*** Data shown Section Begins ***

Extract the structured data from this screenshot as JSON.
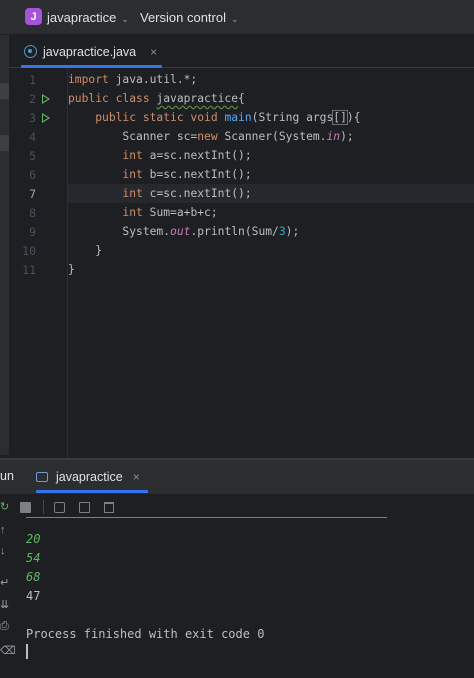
{
  "titlebar": {
    "project_initial": "J",
    "project_name": "javapractice",
    "vcs_label": "Version control",
    "chevron": "⌄"
  },
  "editor_tab": {
    "label": "javapractice.java",
    "close": "×"
  },
  "code_lines": [
    {
      "n": "1",
      "text": "import java.util.*;"
    },
    {
      "n": "2",
      "text": "public class javapractice{"
    },
    {
      "n": "3",
      "text": "    public static void main(String args[]){"
    },
    {
      "n": "4",
      "text": "        Scanner sc=new Scanner(System.in);"
    },
    {
      "n": "5",
      "text": "        int a=sc.nextInt();"
    },
    {
      "n": "6",
      "text": "        int b=sc.nextInt();"
    },
    {
      "n": "7",
      "text": "        int c=sc.nextInt();"
    },
    {
      "n": "8",
      "text": "        int Sum=a+b+c;"
    },
    {
      "n": "9",
      "text": "        System.out.println(Sum/3);"
    },
    {
      "n": "10",
      "text": "    }"
    },
    {
      "n": "11",
      "text": "}"
    }
  ],
  "run_panel": {
    "title": "un",
    "tab_label": "javapractice",
    "tab_close": "×"
  },
  "console": {
    "inputs": [
      "20",
      "54",
      "68"
    ],
    "output": "47",
    "exit_message": "Process finished with exit code 0"
  },
  "colors": {
    "accent": "#3574f0",
    "run_green": "#5fb865",
    "keyword": "#cf8e6d",
    "function": "#56a8f5"
  }
}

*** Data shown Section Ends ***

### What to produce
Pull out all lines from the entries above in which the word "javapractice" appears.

### Exercise result
    "project_name": "javapractice",
    "label": "javapractice.java",
      "text": "public class javapractice{"
    "tab_label": "javapractice",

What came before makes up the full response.